Ideological interest groups support legislation and policy based on their political ideology, usually liberal or conservative.

Finally, single-issue interest groups are formed to fight either for or against one single issue.

For example, the National Rifle Association (NRA) and the National Coalition to Ban Handguns (NCBH) represent two sides of a single issue.

stockpiled alcohol

Another example is Mothers Against Drunk Driving (MADD), which focuses on heavier penalties for driving under the influence of alcohol.

Fun Facts About Interest Groups

Lobbyists “lobby” for their groups’ interests. The term “lobby” originated when people used to wait in the lobby outside of Congress to talk to their representatives.

Many interest groups have national headquarters in Washington, D.C. for convenient access to policymakers and legislators.

Washington DC

Most interest groups focus on issues within the United States, but some emphasize foreign policy.

One example is the American Israel Public Affairs Committee (AIPAC), which is concerned with the relationship between Israel and the United States.

Public interest groups include animal rights and environmental issue activists like PETA and Greenpeace.

Greenpeace interest group

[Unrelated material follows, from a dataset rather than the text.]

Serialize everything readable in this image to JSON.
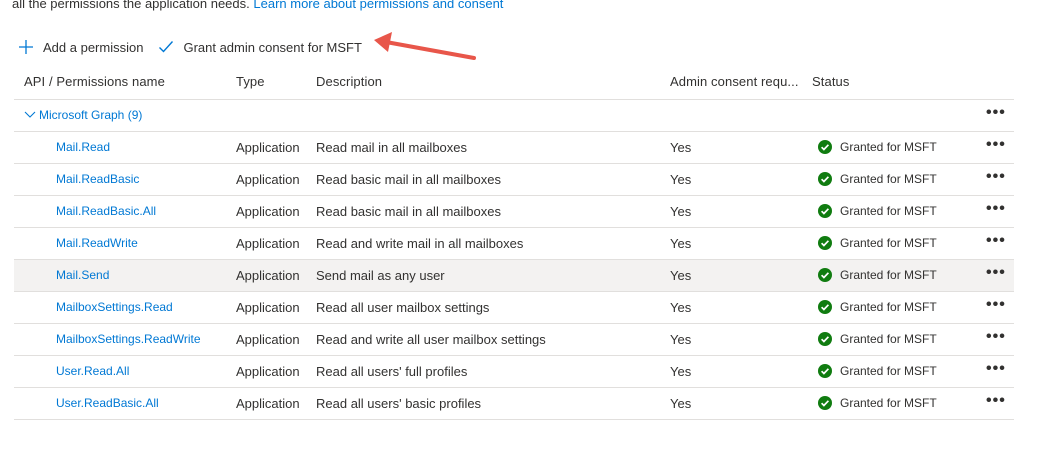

People often criticize interest groups because they believe businesses and corporations with the most money can also have the most influence and power in government.

US Government